Caroline leaves town driving at a constant speed. After some time she passes a milestone displaying a two-digit number. An hour later she passes a milestone displaying the same two digits but in reverse order. In another hour she passes a third milestone with the same two digits (in some order) separated by a zero.
What is the speed of Caroline’s car?
1. A friend gives you a bottle that contains seven olives. Two of them are green and five are black. He bets that if you remove three olives at random from the bottle, they’ll include a green one. Should you take the bet?
2. Agnes has a tin of olives. It originally contained both black and green ones, but someone has been eating them, so she’s not sure of the colors of the 14 olives that remain. She removes 7 at random and finds that they’re all green. If the odds of this happening were exactly 50-50, what are the colors of the remaining 7?
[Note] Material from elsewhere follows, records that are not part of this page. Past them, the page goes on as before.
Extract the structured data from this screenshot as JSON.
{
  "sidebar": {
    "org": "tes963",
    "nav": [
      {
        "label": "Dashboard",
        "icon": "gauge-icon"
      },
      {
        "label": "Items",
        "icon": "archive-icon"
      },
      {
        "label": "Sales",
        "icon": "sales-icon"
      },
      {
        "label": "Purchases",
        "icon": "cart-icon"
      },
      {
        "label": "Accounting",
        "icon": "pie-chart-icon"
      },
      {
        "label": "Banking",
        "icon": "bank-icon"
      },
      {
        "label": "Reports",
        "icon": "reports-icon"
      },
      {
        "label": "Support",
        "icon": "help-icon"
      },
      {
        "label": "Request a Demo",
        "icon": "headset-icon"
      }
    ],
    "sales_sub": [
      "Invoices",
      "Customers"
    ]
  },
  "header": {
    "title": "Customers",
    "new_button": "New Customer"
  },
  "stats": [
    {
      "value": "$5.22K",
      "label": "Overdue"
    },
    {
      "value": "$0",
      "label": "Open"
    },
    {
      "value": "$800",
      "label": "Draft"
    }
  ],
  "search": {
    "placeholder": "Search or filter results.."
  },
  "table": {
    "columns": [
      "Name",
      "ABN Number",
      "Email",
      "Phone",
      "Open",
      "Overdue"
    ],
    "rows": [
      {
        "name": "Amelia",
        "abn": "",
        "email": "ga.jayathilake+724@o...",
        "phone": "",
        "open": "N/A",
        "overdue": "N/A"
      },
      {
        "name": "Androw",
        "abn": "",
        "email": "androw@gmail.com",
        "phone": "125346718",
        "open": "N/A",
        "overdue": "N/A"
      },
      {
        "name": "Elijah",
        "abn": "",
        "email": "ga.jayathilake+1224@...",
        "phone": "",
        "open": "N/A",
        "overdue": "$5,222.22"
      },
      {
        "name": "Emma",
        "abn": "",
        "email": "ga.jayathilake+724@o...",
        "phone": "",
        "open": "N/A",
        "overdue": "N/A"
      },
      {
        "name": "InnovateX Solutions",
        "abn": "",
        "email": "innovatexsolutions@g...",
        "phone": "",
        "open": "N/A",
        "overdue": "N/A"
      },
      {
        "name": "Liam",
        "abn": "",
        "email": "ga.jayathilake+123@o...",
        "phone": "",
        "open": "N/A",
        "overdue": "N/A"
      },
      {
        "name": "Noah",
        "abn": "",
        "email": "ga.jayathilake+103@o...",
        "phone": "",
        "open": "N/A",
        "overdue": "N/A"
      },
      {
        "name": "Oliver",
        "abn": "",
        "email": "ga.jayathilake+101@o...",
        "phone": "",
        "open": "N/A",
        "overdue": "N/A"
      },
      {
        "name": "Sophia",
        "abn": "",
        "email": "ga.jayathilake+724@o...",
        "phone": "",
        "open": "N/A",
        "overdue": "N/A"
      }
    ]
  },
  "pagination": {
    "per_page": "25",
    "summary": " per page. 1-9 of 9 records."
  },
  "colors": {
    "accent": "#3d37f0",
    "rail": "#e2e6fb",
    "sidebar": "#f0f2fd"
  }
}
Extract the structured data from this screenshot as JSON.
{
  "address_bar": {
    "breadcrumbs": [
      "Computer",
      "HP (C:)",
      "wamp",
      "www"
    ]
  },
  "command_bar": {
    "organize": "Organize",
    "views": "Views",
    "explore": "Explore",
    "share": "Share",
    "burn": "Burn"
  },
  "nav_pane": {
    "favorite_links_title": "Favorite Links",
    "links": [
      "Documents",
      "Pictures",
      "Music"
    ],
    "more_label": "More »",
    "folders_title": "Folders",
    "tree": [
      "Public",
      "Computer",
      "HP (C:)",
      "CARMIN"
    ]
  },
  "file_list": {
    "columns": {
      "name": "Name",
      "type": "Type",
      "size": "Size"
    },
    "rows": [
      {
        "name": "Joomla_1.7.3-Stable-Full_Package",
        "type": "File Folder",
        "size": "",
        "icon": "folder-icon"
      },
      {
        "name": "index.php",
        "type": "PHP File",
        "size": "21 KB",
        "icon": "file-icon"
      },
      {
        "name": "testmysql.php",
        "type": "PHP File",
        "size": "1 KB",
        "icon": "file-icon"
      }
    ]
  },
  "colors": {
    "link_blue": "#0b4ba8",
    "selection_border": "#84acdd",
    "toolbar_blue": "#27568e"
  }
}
In 2000, the residents of Luppitt, East Devon, installed a granite bench decorated with a variety of puzzles and curiosities that “it is hoped will be practical and entertaining for most of the next millennium.”
Among the puzzles is this “railway maze,” contributed by Roger Penrose. Make your way from Start in the upper left to Finish in the lower right. The catch is that your train has no reverse gear — you must move continually forward, following the natural curve of the track and making no sharp turns.
Print out two copies of this pattern, cut them out, and fold each along the dotted lines, making two identical solids. Then fit these two pieces together to make a regular tetrahedron.
This sounds dead simple, but it stumped me for a while. See if you can do it. (There’s no trick — the task is just what it seems.)
In S.S. Van Dine’s The Bishop Murder Case (1929), someone is killing chessplayers and leaving a black bishop at each crime scene. The prime suspect is John Pardee, promoter of a chess opening called the Pardee Gambit, which he hopes to establish in master play. But Pardee kills himself, despondent after losing to Akiba Rubinstein at the Manhattan Chess Club. It turns out that the real killer was only using the chess angle to throw suspicion onto others.
Van Dine based Pardee on a real person, Isaac Leopold Rice, who sponsored numerous tournaments in which his Rice Gambit was the required opening. But practice showed that the best White could hope for was a draw, and the line was abandoned after World War I. In 1979 Larry Evans wrote, “One of the most heavily analyzed openings in history is now never played, interred in a footnote of the latest opening manual.”
In the book, investigators determine that Pardee had faced the position above against Rubinstein shortly before his suicide. White has just realized that Black has a forced win in four moves. How does Black play?
Nine wolves share a square enclosure at the zoo. Build two more square enclosures to give each wolf a pen of its own.
A conundrum by the late brilliant Japanese puzzle maven Nob Yoshigahara.
Lee Sallows writes, “You have to solve this yourself, otherwise you won’t see how beautiful it is.”